life in critical care

Ronald McDonald House is lovely people with a lovely concept, but we couldn't hack it. Home is not quite far away enough from the hospital to inspire the tolerance that shared space demands. One day I walked into the kitchen through the den, jaw-dropped at the sight of a 300-pound ten-year-old kneeling in front of a video game with his nose squashed against the TV like a dog one window away from a parade of all-squirrel marching bands.

The sight of this kid (intially and then three hours later, unmoved) instantly made me want to take up jogging. Even without a motivational pack of snarling rottweilers.

Accompanied by Augustus Gloop's relentless BADABEEEEPing and another guest's apparently near-deaf enjoyment of The Simpsons on big-screen, we shuffle around in the common rooms, hunched over like inmates in the prison yard.

Given the choice, we'd rather be home each night. Comforting, anonymous and with peanut-buttery Evan hugs to boot. I'm so appreciative that a place like Ronald McDonald House exists, but we need to be where we belong.

For the next three months, we'll commute. We'll keep the highway robbers at Petro-Canada neck-deep in Krispy Kremes and Cristal. But if that's what it takes to have our own space again, so be it.


So far, the boys are game. We walk in each morning, breath held, exhaling as beloved nurses give us the goods on the previous night.

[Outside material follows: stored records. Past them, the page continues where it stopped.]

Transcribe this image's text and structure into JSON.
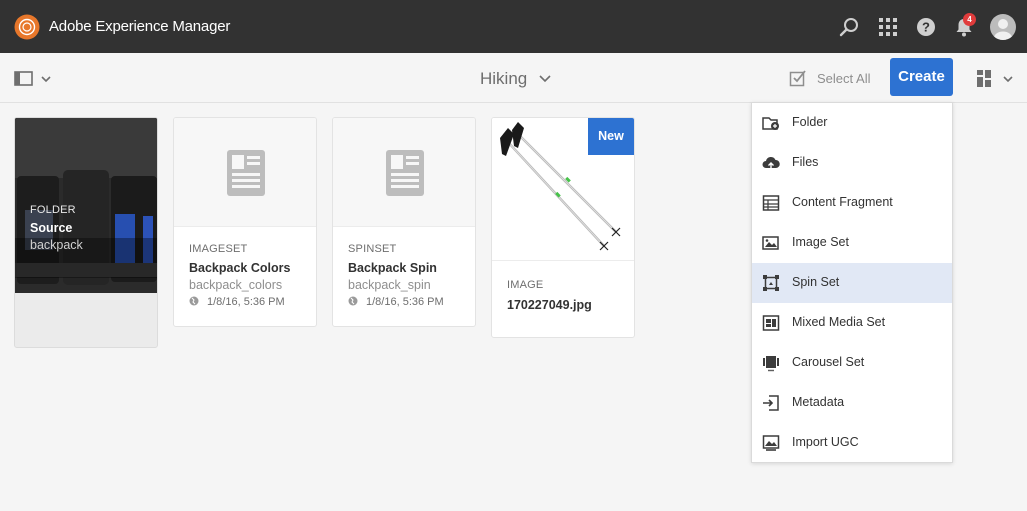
{
  "header": {
    "app_title": "Adobe Experience Manager",
    "notification_count": "4",
    "icons": [
      "aem-logo-icon",
      "search-icon",
      "apps-grid-icon",
      "help-icon",
      "bell-icon",
      "user-avatar"
    ]
  },
  "actionbar": {
    "title": "Hiking",
    "select_all": "Select All",
    "create": "Create",
    "icons": [
      "rail-toggle-icon",
      "chevron-down-icon",
      "checkbox-icon",
      "view-switcher-icon"
    ]
  },
  "cards": [
    {
      "type": "FOLDER",
      "title": "Source",
      "name": "backpack"
    },
    {
      "type": "IMAGESET",
      "title": "Backpack Colors",
      "name": "backpack_colors",
      "date": "1/8/16, 5:36 PM"
    },
    {
      "type": "SPINSET",
      "title": "Backpack Spin",
      "name": "backpack_spin",
      "date": "1/8/16, 5:36 PM"
    },
    {
      "type": "IMAGE",
      "title": "170227049.jpg",
      "badge": "New"
    }
  ],
  "create_menu": {
    "items": [
      {
        "label": "Folder",
        "icon": "folder-add-icon"
      },
      {
        "label": "Files",
        "icon": "upload-cloud-icon"
      },
      {
        "label": "Content Fragment",
        "icon": "content-fragment-icon"
      },
      {
        "label": "Image Set",
        "icon": "image-set-icon"
      },
      {
        "label": "Spin Set",
        "icon": "spin-set-icon",
        "selected": true
      },
      {
        "label": "Mixed Media Set",
        "icon": "mixed-media-set-icon"
      },
      {
        "label": "Carousel Set",
        "icon": "carousel-set-icon"
      },
      {
        "label": "Metadata",
        "icon": "metadata-import-icon"
      },
      {
        "label": "Import UGC",
        "icon": "import-ugc-icon"
      }
    ]
  },
  "colors": {
    "header_bg": "#323232",
    "accent": "#2d72d2",
    "selected_item": "#e1e8f5",
    "notification": "#e03c3c"
  }
}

"Liam's off the dopamine, pressure's stable. Vent rate's at 55, tonight we'll push it down to 50 and see how he tolerates. Oxygen's at 34, sat's at 98 so we've been lowering that too. Blood gasses were a bit high. Fentanyl came off the other day, a good sign. He doesn't need it anymore now that he's had a couple of days to recover from the surgery. His TPN is at 6.4, lipids are on hold at 1.18. He's getting 1 cc of breastmilk every 6 hours, but given the triple-antibiotics we'll give the feedings a break for the next day or two. He sounds wet and crackly in his chest without suction, so we're on top of that. No murmur, temp is fine. He peed 61.8 for 4 ccs per kilo, and his chem strips were 7.6, 6.4 and 8.1."

<blank stare>

"He's a happy boy."


Apparently the parent population of the NICU is weighted heavily with fans of the musical equivalent of cats in heat: Top 40 Radio. I go into the feeding room, fluorescent and sterile, almost comically so. The previous pumper has almost always left the radio on Z103.5 THE HITMIX.

Picture it if you will. Your bosom, sucked purple by the Lact-Eze 3000. A pile of two-year-old InStyle magazines that lie there, mocking you, your hands too full to turn pages. A teddy-bear poster that reminds you to Think Of Your Baby. A tear and snot-streaked shirt that should have been laundered three days ago. Bags under eyes. Sweatpants. And the funky stylings of Usher. Usher?

Pssshtkoff. Pssshtkoff. Pssshtkoff. Pssshtkoff.

What cha doing
You know I'm coming over right
(now baby tell what you wanna do with me)
Now you got it hot for me already baby
I'll be there in about uh, give me ten minutes
Be ready
ear that little thing I like

Pssshtkoff. Pssshtkoff. Pssshtkoff. Pssshtkoff.


Then again, maybe I'm the weird one. I let down to CBC. Maritime Noon. Cross Country Checkup. March of the Valkyries. This guy's voice makes my nipples tingle.